**BRIEF:**
Check each line of the data below for the word "value", then extract the ones that have it.

(Dataset records)

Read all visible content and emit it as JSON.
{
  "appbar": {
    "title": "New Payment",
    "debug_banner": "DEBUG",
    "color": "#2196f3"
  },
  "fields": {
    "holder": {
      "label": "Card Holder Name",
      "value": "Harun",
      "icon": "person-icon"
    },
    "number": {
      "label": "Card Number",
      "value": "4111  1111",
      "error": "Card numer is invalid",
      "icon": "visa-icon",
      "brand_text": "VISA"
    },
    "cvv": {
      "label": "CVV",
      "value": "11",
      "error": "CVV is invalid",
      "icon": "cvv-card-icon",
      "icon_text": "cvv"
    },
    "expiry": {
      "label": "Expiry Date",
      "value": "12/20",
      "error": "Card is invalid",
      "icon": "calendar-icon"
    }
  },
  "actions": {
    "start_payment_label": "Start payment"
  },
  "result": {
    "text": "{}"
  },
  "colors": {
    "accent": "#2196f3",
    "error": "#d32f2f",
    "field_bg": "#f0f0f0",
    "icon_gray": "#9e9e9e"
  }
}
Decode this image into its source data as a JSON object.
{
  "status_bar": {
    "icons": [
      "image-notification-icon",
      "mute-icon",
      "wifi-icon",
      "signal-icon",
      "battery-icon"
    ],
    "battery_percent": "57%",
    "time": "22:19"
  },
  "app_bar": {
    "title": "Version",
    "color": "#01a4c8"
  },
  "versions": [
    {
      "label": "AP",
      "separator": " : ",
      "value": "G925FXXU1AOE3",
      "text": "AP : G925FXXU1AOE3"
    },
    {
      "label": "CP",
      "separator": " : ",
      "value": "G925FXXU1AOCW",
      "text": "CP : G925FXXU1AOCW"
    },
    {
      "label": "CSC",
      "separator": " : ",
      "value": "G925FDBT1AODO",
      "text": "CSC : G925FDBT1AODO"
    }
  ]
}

**EXERCISE OUTPUT:**
      "value": "Harun",
      "value": "4111  1111",
      "value": "11",
      "value": "12/20",
      "value": "G925FXXU1AOE3",
      "value": "G925FXXU1AOCW",
      "value": "G925FDBT1AODO",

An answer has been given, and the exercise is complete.